*** Begin section ***

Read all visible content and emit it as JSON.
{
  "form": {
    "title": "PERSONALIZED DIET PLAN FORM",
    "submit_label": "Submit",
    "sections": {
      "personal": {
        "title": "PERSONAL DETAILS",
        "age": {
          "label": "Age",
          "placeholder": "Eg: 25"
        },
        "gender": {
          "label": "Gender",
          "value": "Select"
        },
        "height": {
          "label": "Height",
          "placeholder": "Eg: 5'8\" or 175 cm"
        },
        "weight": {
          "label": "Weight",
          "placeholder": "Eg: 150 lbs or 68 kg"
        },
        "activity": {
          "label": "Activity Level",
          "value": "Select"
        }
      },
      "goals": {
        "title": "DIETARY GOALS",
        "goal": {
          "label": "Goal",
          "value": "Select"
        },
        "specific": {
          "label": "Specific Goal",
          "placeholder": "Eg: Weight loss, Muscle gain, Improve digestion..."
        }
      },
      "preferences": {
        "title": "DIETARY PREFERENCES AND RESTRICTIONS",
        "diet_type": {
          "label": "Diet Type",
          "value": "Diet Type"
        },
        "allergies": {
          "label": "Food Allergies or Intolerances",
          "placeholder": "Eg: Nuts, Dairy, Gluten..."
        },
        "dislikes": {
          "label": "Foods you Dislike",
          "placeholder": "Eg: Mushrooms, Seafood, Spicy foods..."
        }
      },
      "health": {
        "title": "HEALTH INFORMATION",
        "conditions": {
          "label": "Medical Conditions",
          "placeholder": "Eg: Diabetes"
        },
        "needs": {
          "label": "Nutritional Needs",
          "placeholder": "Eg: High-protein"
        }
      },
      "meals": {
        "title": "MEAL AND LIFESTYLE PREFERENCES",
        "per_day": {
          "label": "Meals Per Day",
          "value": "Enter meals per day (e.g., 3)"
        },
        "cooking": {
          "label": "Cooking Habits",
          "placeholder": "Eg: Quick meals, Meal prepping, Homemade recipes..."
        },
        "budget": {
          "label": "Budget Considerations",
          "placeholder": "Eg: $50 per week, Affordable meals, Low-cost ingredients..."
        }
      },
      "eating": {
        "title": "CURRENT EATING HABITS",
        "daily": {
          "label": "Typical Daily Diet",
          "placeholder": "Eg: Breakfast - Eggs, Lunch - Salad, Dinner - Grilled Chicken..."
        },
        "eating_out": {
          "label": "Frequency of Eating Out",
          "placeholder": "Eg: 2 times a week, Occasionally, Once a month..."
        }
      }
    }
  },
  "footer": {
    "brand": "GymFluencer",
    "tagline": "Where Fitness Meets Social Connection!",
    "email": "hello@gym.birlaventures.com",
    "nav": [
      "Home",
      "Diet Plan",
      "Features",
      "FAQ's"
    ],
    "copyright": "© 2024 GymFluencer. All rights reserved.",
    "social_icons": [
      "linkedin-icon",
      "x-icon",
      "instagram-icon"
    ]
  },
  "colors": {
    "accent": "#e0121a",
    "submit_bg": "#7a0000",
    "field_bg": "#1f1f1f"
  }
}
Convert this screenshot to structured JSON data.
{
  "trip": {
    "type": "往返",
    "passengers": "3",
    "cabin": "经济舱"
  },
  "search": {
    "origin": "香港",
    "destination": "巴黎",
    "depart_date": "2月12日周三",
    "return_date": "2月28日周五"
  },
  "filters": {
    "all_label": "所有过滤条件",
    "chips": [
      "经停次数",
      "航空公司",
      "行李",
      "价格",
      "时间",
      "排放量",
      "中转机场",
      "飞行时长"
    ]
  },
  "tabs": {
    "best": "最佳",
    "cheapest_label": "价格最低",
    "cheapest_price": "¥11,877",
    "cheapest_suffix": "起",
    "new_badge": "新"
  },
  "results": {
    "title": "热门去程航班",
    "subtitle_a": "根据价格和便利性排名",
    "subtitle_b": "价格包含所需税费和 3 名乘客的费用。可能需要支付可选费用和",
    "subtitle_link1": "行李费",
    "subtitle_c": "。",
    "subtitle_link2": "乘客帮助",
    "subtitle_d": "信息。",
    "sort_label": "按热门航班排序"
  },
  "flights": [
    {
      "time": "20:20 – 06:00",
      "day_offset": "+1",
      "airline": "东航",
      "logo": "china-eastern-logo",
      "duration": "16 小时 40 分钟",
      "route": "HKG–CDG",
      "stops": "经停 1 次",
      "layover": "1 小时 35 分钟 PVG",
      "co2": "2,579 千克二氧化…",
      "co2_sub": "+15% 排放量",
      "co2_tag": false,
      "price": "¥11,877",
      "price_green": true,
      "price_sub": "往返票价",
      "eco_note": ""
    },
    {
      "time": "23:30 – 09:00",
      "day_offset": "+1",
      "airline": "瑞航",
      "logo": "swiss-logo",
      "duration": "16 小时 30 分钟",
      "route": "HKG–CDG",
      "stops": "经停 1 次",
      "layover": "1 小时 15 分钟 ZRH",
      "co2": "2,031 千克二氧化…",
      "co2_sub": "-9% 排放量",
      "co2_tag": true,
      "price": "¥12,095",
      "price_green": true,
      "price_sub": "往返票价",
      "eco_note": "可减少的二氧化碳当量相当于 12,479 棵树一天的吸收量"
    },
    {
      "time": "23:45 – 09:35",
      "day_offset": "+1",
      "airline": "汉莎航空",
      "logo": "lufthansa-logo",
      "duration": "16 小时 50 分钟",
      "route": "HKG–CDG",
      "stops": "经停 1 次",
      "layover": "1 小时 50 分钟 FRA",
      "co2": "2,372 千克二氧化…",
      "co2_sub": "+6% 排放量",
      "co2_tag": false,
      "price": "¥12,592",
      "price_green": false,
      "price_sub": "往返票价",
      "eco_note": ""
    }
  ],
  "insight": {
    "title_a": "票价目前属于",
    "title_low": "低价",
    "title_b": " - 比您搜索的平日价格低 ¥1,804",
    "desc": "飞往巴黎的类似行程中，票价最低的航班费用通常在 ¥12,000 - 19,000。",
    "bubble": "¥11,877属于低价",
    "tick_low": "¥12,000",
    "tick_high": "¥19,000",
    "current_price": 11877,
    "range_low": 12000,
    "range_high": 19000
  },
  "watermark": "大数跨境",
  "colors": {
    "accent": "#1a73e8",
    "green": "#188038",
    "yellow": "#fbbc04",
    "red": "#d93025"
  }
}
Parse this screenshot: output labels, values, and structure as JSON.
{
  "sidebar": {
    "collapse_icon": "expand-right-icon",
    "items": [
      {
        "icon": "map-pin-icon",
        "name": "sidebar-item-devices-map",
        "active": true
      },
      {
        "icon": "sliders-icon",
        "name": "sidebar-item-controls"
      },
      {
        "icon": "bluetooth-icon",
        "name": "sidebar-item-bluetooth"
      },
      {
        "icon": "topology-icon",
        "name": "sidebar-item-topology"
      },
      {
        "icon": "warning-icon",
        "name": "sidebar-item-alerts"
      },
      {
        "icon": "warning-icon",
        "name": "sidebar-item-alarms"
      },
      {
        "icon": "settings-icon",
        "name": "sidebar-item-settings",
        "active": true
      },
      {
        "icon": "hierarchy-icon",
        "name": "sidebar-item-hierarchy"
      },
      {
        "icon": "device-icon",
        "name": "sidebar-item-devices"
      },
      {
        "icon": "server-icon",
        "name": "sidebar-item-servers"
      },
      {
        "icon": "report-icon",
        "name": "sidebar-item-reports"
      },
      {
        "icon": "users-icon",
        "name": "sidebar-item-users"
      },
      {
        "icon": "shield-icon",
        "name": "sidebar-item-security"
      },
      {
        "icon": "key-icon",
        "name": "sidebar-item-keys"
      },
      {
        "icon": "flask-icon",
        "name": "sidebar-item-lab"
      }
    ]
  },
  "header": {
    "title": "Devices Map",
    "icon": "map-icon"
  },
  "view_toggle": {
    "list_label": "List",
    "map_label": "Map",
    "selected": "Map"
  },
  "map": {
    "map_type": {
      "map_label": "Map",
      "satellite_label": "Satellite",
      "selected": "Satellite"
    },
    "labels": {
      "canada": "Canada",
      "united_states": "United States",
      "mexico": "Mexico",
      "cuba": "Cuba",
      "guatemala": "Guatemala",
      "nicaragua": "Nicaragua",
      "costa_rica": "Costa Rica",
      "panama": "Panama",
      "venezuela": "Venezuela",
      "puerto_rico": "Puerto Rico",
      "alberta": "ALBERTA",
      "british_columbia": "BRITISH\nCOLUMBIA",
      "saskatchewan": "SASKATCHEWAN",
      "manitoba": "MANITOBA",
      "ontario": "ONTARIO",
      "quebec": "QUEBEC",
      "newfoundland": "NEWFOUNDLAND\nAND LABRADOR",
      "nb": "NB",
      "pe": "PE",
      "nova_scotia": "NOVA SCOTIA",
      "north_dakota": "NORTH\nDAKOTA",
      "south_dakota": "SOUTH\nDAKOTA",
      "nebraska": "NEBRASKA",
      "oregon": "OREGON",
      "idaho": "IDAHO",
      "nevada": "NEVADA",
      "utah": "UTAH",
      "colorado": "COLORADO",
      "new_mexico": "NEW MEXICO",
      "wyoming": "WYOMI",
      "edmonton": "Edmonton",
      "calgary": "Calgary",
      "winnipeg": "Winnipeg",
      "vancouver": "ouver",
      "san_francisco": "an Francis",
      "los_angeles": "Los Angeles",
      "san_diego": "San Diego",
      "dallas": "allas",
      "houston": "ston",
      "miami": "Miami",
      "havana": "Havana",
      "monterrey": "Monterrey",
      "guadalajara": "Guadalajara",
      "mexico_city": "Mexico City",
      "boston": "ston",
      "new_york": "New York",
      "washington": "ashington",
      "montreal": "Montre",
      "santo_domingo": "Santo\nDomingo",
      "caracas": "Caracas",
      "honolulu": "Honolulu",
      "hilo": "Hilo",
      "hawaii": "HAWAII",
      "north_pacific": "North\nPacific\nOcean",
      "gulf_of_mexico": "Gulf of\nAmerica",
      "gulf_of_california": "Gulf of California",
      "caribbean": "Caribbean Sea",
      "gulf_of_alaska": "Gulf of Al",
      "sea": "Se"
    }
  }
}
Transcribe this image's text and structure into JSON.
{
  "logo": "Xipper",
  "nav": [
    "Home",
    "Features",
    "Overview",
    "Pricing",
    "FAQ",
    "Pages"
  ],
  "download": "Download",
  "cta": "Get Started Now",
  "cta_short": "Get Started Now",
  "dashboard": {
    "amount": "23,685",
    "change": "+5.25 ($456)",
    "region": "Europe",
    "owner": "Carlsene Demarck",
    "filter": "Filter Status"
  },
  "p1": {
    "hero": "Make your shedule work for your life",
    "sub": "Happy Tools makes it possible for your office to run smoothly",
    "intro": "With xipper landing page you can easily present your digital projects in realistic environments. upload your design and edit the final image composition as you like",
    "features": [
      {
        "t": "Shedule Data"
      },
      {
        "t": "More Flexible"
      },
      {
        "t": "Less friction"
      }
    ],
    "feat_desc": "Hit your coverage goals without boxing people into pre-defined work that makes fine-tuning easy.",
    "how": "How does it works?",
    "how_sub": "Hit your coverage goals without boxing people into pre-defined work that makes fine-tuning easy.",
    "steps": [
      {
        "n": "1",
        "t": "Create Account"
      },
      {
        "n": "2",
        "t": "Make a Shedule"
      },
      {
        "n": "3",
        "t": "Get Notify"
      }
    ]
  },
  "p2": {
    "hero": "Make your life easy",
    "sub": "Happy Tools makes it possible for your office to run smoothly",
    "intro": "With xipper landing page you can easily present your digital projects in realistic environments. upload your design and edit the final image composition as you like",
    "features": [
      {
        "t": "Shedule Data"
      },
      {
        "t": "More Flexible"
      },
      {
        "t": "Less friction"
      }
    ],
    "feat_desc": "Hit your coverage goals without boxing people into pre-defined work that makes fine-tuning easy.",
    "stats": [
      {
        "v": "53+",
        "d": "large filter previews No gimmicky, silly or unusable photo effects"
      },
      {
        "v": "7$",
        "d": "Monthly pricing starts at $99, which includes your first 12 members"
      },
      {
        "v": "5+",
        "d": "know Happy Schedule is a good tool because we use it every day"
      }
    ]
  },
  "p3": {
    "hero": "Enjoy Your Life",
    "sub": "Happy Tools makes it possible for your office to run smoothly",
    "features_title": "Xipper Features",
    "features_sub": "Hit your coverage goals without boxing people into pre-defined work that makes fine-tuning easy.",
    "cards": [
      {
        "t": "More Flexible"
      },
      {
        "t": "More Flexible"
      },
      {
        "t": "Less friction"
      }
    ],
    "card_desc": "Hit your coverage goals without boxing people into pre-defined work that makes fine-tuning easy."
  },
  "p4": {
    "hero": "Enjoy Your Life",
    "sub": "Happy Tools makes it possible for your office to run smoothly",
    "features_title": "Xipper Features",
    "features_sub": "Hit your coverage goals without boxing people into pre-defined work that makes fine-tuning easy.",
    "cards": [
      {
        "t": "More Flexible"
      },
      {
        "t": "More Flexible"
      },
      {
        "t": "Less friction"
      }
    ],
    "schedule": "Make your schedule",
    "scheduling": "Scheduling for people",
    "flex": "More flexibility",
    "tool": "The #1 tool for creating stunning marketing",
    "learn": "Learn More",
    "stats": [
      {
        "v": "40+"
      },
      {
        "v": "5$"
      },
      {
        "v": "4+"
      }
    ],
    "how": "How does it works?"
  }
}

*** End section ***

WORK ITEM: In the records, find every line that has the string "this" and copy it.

EXERCISE ANSWER:
Convert this screenshot to structured JSON data.
Parse this screenshot: output labels, values, and structure as JSON.
Transcribe this image's text and structure into JSON.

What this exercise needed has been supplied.